After a 9-9 road trip through Oklahoma in June 1911, the Bronchos headed to Texas that July, where they beat a team in Denison, 8-6, and two days later won, 3-2, in McKinney. A day later, the Bronchos prevailed, 6-3, in Mineral Wells.
Papers often advertised them as the “Only Female Negro Team on the Road.” This made them a novelty or curiosity for the fans — and sometimes for journalists who did not take them seriously. Still, several players stood out for their talent, such as Kitty McFadden, who received praise for her arm, and Nelly Carter, for her ability as a hitter and fielder. First baseman Leanna Wilson was credited with solid play in the field.
Scouring old newspapers reveals many Black women’s teams playing all over the country from the 1890s into the 1960s. There are even mentions of attempts to establish leagues in some areas of the country. In 1913, two girls’ teams in Arizona trained for over two months to play a charity game to raise money to help pay the debt of their African Methodist Episcopal church.
News accounts talk of the Sepia Stars heading to Canada to play the Burtons (a men’s club) in 1955. Acclaimed as the National Negro Women’s Champion in 1954, Babe Davis was credited with leading the club with a .450 average in 69 games. Their success made them a main attraction from the U.S. to Canada.
Discovering the stories of Black women who played baseball all over the country is a difficult task. Women’s baseball in general was never covered well, and it was even worse for Black women. Women were not supposed to be involved in sports like baseball since the game was meant for men. Women were only supposed to play softball. Sometimes teams were called baseball teams, but further research can often show the clubs were really playing softball, which complicates the efforts even more.

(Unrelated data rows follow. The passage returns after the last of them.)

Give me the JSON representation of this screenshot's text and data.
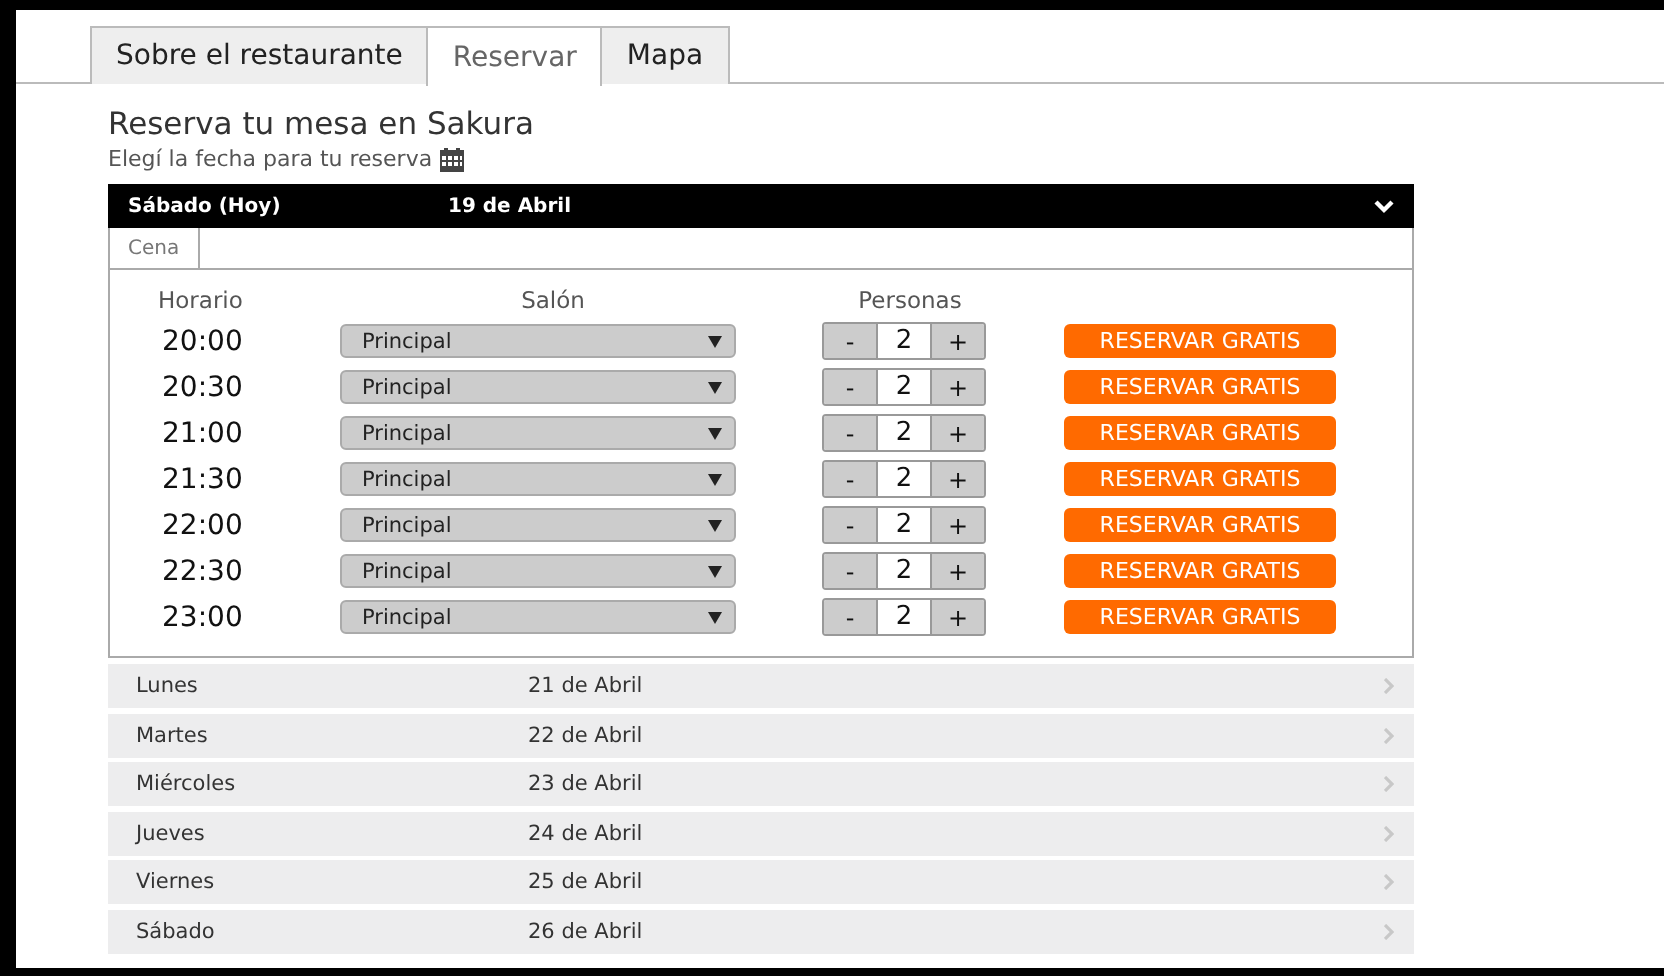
{
  "tabs": [
    {
      "label": "Sobre el restaurante",
      "selected": false
    },
    {
      "label": "Reservar",
      "selected": true
    },
    {
      "label": "Mapa",
      "selected": false
    }
  ],
  "heading": "Reserva tu mesa en Sakura",
  "subheading": "Elegí la fecha para tu reserva",
  "days": [
    {
      "day": "Sábado (Hoy)",
      "date": "19 de Abril",
      "expanded": true,
      "meals": [
        {
          "label": "Cena",
          "selected": true
        }
      ],
      "columns": [
        "Horario",
        "Salón",
        "Personas"
      ],
      "slots": [
        {
          "time": "20:00",
          "room": "Principal",
          "minus": "-",
          "people": "2",
          "plus": "+",
          "action": "RESERVAR GRATIS"
        },
        {
          "time": "20:30",
          "room": "Principal",
          "minus": "-",
          "people": "2",
          "plus": "+",
          "action": "RESERVAR GRATIS"
        },
        {
          "time": "21:00",
          "room": "Principal",
          "minus": "-",
          "people": "2",
          "plus": "+",
          "action": "RESERVAR GRATIS"
        },
        {
          "time": "21:30",
          "room": "Principal",
          "minus": "-",
          "people": "2",
          "plus": "+",
          "action": "RESERVAR GRATIS"
        },
        {
          "time": "22:00",
          "room": "Principal",
          "minus": "-",
          "people": "2",
          "plus": "+",
          "action": "RESERVAR GRATIS"
        },
        {
          "time": "22:30",
          "room": "Principal",
          "minus": "-",
          "people": "2",
          "plus": "+",
          "action": "RESERVAR GRATIS"
        },
        {
          "time": "23:00",
          "room": "Principal",
          "minus": "-",
          "people": "2",
          "plus": "+",
          "action": "RESERVAR GRATIS"
        }
      ]
    },
    {
      "day": "Lunes",
      "date": "21 de Abril",
      "expanded": false
    },
    {
      "day": "Martes",
      "date": "22 de Abril",
      "expanded": false
    },
    {
      "day": "Miércoles",
      "date": "23 de Abril",
      "expanded": false
    },
    {
      "day": "Jueves",
      "date": "24 de Abril",
      "expanded": false
    },
    {
      "day": "Viernes",
      "date": "25 de Abril",
      "expanded": false
    },
    {
      "day": "Sábado",
      "date": "26 de Abril",
      "expanded": false
    }
  ]
}
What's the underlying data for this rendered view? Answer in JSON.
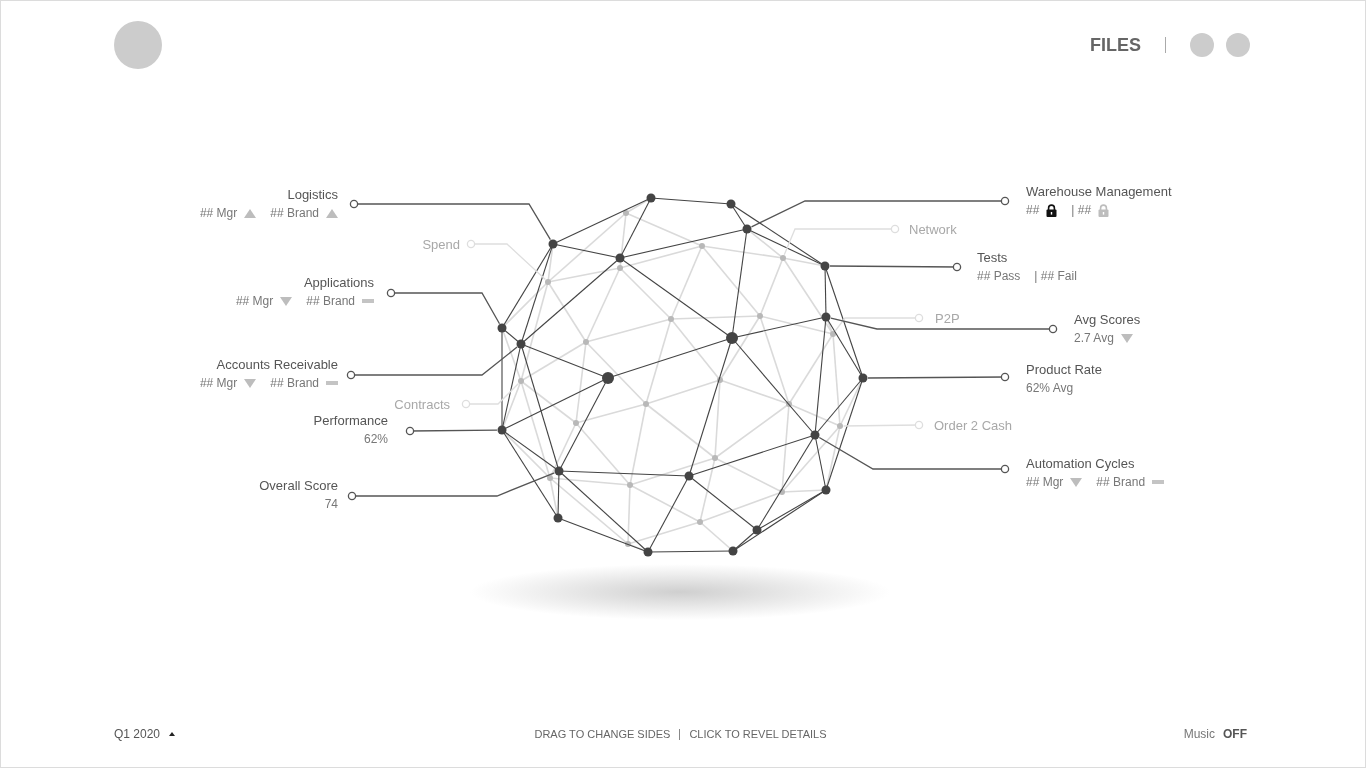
{
  "header": {
    "title": "FILES"
  },
  "left_callouts": [
    {
      "label": "Logistics",
      "dimmed": false,
      "metrics": [
        {
          "text": "## Mgr",
          "kind": "up"
        },
        {
          "text": "## Brand",
          "kind": "up"
        }
      ]
    },
    {
      "label": "Spend",
      "dimmed": true
    },
    {
      "label": "Applications",
      "dimmed": false,
      "metrics": [
        {
          "text": "## Mgr",
          "kind": "down"
        },
        {
          "text": "## Brand",
          "kind": "flat"
        }
      ]
    },
    {
      "label": "Accounts Receivable",
      "dimmed": false,
      "metrics": [
        {
          "text": "## Mgr",
          "kind": "down"
        },
        {
          "text": "## Brand",
          "kind": "flat"
        }
      ]
    },
    {
      "label": "Contracts",
      "dimmed": true
    },
    {
      "label": "Performance",
      "dimmed": false,
      "metrics": [
        {
          "text": "62%",
          "kind": "plain"
        }
      ]
    },
    {
      "label": "Overall Score",
      "dimmed": false,
      "metrics": [
        {
          "text": "74",
          "kind": "plain"
        }
      ]
    }
  ],
  "right_callouts": [
    {
      "label": "Warehouse Management",
      "dimmed": false,
      "metrics": [
        {
          "text": "##",
          "kind": "lock",
          "color": "#111111"
        },
        {
          "text": "| ##",
          "kind": "lock",
          "color": "#bdbdbd"
        }
      ]
    },
    {
      "label": "Network",
      "dimmed": true
    },
    {
      "label": "Tests",
      "dimmed": false,
      "metrics": [
        {
          "text": "## Pass",
          "kind": "plain"
        },
        {
          "text": "| ## Fail",
          "kind": "plain"
        }
      ]
    },
    {
      "label": "P2P",
      "dimmed": true
    },
    {
      "label": "Avg Scores",
      "dimmed": false,
      "metrics": [
        {
          "text": "2.7 Avg",
          "kind": "down"
        }
      ]
    },
    {
      "label": "Product Rate",
      "dimmed": false,
      "metrics": [
        {
          "text": "62% Avg",
          "kind": "plain"
        }
      ]
    },
    {
      "label": "Order 2 Cash",
      "dimmed": true
    },
    {
      "label": "Automation Cycles",
      "dimmed": false,
      "metrics": [
        {
          "text": "## Mgr",
          "kind": "down"
        },
        {
          "text": "## Brand",
          "kind": "flat"
        }
      ]
    }
  ],
  "footer": {
    "period": "Q1 2020",
    "hints": [
      "DRAG TO CHANGE SIDES",
      "CLICK TO REVEL DETAILS"
    ],
    "music_label": "Music",
    "music_value": "OFF"
  }
}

What we do know is the stories and names presented in this story are just the tip of the iceberg. There is so much more history to uncover to help fill out the story of women in baseball.
Leslie Heaphy is a curatorial consultant for the Hall of Fame’s ongoing Black Baseball Initiative.